“It was after 4 p.m. when I saw him. He was moving very slowly, but steadily. But by then it was very late and he had still not reached the South Summit, which meant that it was incredibly risky to continue climbing. On top of that, the weather conditions, which had been favorable until then, started to turn bad, the wind picked up and it started to get dark,” said Elia Saikaly, reporting on the encounter with Szilárd Suhajda. In such conditions, he said, the attempt to summit was almost certainly doomed to failure, or even tragedy.
The Canadian mountaineer said he was sure that due to bad timing and his condition, Suhajda would not return.
Considering how slowly he was going and the other hindering factors, there was very little chance that he would be able to make the trip. He should have turned back,”
said Saikaly, who tried to speak to Szilárd Suhajda but received no reply.
“The last time I looked at him, he was only 20 meters below the South Summit, but he was still standing and kept going,” Elia told Blikk. He was was able to see Suhajda until he had to help his friend. Elia had been climbing with a fellow athlete, also without oxygen, and although they were going much faster than Suhajda, they knew that they would not reach the South Summit in time, not to mention that the way back seemed impossible. Eventually, they decided to turn back.
The Canadian climber also told Blikk that Suhajda did not have a backpack and did not seem to have any emergency plans.
Although he did not want to be insensitive, it was obvious to him then and there that the Hungarian climber had little chance of surviving. “But he was determined, he just kept going,” he added.
Meanwhile, the last photo of the Hungarian climber was published.

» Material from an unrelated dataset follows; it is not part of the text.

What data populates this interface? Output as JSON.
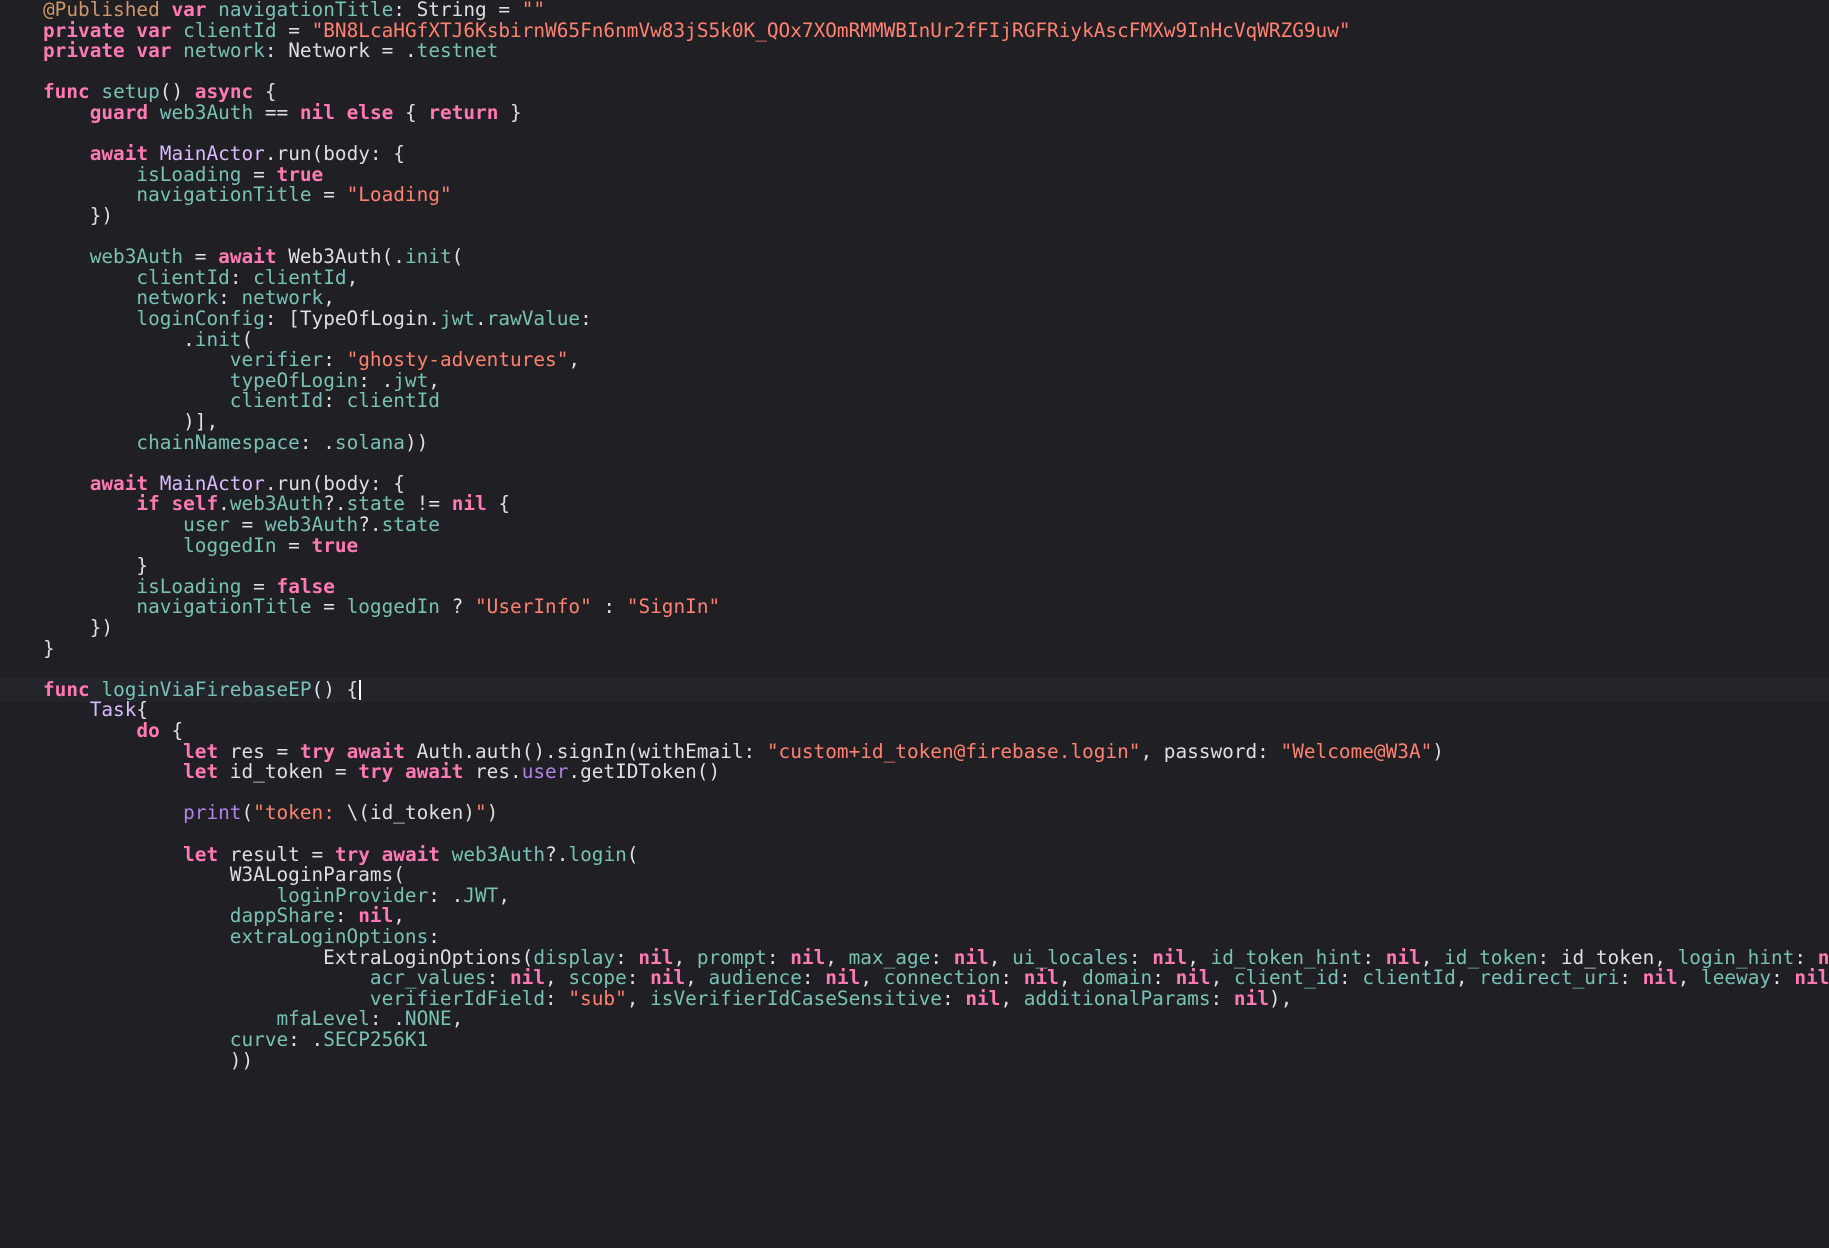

It was made by Ben Ferrer, a member of the Seven Summit Climbs team, who was returning from the summit when he met a climber sitting at the Balcony. As it turned out, it was Szilárd Suhajda.
According to Ferrer, the Hungarian seemed tired, and so he incorrectly assumed that he was letting his team know his turnaround point. But eventually, Suhajda got up and continued climbing. It was six hours later that he encountered Saikaly.

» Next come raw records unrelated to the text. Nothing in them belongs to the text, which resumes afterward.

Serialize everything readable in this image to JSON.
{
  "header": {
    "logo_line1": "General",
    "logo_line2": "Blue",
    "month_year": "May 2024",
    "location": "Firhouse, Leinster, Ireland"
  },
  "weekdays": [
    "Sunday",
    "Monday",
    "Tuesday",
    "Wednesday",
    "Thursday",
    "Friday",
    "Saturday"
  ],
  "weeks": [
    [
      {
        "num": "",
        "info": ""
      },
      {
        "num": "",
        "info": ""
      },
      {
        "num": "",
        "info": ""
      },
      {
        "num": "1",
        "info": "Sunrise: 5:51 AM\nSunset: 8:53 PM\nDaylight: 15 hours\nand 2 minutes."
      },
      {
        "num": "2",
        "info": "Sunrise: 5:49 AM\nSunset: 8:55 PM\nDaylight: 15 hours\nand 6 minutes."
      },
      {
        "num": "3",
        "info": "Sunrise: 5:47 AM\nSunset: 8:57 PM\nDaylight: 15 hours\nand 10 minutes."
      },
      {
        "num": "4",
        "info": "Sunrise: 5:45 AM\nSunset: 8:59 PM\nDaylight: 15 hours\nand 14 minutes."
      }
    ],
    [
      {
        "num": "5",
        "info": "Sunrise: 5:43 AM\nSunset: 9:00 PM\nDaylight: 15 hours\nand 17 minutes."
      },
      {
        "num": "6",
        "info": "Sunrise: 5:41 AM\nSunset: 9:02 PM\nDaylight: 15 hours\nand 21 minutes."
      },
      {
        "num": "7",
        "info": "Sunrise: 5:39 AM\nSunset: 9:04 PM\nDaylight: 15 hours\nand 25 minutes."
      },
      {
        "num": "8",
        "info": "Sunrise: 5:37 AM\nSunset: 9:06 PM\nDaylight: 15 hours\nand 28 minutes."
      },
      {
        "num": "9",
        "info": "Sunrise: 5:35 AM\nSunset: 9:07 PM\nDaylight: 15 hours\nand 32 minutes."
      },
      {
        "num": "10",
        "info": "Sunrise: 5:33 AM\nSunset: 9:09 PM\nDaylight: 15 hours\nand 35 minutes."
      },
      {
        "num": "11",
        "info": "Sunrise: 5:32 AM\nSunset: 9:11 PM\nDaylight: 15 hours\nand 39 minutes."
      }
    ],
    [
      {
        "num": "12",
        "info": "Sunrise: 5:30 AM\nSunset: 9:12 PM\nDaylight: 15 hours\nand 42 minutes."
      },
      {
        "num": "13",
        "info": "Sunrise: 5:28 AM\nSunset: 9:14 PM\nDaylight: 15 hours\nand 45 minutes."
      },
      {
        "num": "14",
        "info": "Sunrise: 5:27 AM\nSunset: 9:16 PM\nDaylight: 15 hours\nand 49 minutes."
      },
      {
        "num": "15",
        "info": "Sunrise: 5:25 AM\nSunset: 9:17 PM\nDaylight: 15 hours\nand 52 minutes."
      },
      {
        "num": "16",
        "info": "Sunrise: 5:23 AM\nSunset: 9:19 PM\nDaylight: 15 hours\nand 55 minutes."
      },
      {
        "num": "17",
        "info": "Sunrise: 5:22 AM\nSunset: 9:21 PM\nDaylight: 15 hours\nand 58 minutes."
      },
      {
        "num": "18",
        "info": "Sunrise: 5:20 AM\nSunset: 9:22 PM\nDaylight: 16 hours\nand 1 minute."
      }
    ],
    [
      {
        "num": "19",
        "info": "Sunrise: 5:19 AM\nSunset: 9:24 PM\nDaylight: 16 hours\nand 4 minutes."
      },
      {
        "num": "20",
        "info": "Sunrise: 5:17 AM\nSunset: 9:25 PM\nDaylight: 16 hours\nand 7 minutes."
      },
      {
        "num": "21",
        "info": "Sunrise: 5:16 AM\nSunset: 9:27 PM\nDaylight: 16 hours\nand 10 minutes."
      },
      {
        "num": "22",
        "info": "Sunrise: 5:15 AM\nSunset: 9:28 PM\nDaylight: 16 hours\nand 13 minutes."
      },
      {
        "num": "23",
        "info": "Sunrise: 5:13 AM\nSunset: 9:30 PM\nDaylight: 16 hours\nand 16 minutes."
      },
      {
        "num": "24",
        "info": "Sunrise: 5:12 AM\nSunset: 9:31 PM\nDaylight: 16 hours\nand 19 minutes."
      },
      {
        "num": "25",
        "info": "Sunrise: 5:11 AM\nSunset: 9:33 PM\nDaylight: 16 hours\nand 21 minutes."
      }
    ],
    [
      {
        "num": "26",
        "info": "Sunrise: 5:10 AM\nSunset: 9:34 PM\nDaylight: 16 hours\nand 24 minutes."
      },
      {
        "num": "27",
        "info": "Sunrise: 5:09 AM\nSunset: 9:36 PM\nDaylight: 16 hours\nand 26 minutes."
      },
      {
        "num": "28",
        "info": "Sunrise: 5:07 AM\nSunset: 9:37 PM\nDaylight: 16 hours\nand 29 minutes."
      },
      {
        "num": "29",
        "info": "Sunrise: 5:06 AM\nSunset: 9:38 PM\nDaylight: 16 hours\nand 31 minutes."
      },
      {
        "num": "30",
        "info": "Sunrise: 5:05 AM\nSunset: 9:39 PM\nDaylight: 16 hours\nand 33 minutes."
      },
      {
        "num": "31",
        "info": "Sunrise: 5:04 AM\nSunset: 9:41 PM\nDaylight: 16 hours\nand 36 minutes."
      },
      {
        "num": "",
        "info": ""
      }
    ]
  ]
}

Meanwhile, on Monday morning, sherpas found Szilárd Suhajda’s belongings left behind. The jacket and tent were at an altitude of 6,500 meters. The sherpa who found the equipment is almost certain that it is the Hungarian mountaineer’s belongings, as the logos of the companies that supported Suhajda’s expedition are clearly visible.
There is still no explanation as to why he left his equipment at this level, as it is unusual to start directly to the summit from that point, just above Camp 2.
The search for missing persons on Everest, including Suhajda and a sherpa, is still on: drones will be sent up, but for the time being they cannot do so because of the bad weather.
Szilárd Suhajda lost his life on Mount Everest when he tried to climb the 8,848-meter peak without using an oxygen tank, and without the help of sherpas. The last time his GPS gave a signal was at 8,795 meters, less than 50 meters from the summit, at the bottom of the Hillary step. Here, other climbers saw Suhajda, but by the time the sherpas sent to rescue him arrived, he was gone.
Featured photo via Facebook/Szilárd Suhajda